? ?
Bill Roper's Journal
Committing HDTV 
23rd-Dec-2005 10:20 pm
So yesterday, Jeff, his friend Pete, and I headed out to Ultimate Electronics where Jeff bought the Samsung HLR6178W DLP HDTV. This is similar to the HLM507W that we bought three years ago, but bigger, newer, and smarter. Curiously enough, about the same price that we paid...

The set arrived today and we hooked it up to Jeff and Carol's cable service. It turns out that it's smart enough to detect digital cable signals coming down the wire and -- if they pick up a Cable Card to plug into the back of the set -- they'll be able to decode all of the digital signals directly in the set. There are a few HD channels that come in unscrambled: the local FOX affiliate, ESPN HD, and Discovery HD Theater. We regard these as bait for the consumer. Sadly, they weren't showing anything that we really wanted to watch, but the picture quality was wonderful.

By tomorrow, it should be picking up the listing from TV Guide On Screen (also built in) and we should be able to find out what all those currently scrambled digital channels (more than 400 total) actually are. That data only downloads when the set is turned off -- and it spent all day turned on.
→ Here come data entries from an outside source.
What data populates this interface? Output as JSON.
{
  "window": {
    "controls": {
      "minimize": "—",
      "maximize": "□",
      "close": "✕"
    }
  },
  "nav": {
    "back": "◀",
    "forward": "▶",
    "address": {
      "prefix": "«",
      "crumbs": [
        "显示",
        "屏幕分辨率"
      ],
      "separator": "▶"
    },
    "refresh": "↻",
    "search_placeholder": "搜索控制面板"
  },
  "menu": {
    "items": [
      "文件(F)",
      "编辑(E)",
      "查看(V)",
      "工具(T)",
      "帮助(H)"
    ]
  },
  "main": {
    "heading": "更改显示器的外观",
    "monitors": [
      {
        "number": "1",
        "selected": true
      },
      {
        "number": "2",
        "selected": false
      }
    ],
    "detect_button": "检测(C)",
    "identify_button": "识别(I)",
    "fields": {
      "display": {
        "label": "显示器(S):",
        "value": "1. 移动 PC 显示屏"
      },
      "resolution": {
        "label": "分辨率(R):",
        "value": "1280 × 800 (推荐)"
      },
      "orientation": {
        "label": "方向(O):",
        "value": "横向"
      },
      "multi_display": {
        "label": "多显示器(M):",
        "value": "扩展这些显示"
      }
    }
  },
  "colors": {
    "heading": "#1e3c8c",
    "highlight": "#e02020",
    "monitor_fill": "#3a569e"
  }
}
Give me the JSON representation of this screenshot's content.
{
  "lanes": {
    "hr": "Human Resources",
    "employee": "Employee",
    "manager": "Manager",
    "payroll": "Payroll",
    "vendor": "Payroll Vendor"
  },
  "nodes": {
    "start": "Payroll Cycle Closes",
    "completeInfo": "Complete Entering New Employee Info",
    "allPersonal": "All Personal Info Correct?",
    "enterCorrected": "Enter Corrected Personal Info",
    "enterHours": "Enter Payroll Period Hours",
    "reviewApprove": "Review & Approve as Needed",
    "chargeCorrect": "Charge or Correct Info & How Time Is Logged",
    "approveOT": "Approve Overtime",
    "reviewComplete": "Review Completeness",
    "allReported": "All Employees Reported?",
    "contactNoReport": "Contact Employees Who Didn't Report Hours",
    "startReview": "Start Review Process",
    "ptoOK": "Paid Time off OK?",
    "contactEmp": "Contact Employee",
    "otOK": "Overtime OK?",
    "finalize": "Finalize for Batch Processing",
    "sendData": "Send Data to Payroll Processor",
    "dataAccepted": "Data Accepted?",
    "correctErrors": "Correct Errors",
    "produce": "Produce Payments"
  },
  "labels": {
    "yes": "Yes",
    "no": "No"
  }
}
The set has a native resolution of 1080p -- that's 1080 lines of progressive scan video, substantially better than the 720p that our set provides. However, you don't have a lot of 1080p sources, not even DVDs -- but wait for high-definition DVD to show up! -- so one of the key questions turns out to be "How good is this set at scan multiplying a low-resolution signal?"

It's really good at it. I compared it to a Mitsubishi and a Toshiba in the store. The Toshiba is roughly as good, the Mitsubishi looks lousy by comparison. (These are all top-of-the-line 1080p sets in the comparison, just for reference.) If you've got any sort of decent signal, even standard TV looks sharp. I also didn't notice any asynchrony between voices and mouths moving, something that I'd heard that you should watch for, whether the audio from the DVD was routed through the stereo or directly into the TV.

This set is also available in 50 and 56 inch models. But the 61 inch model is only about 10% more than the 56 inch version and it also floats the screen above the table that you sit it on, unlike the two smaller models, a design that I think just looks better if the screen width is a bit more than the width of the stand, which it is in this case. (The current stand is a very sturdy coffee table that will eventually be replaced with something a bit narrower front to back.)

Jeff did buy the extended warranty. These sets are still pricey. Also, we lost our entire light engine after about two and a half years of service and if we hadn't had the extended warranty, we'd have been looking at a $2000 repair. Ouch! So it's one of those cases where you really do want to think about buying the insurance.

Jeff and Carol are happy. Pete's threatening to buy one just like it. And daisy_knotwise is eyeing me suspiciously...
24th-Dec-2005 02:21 pm (UTC)
It's very amusing that this state-of-the-art digital TV uses a spinning color wheel. That was the basis of the leading pre-NTSC color technology, in the fifties.

Everything old becomes new again.
This page was loaded Dec 7th 2023, 8:03 pm GMT.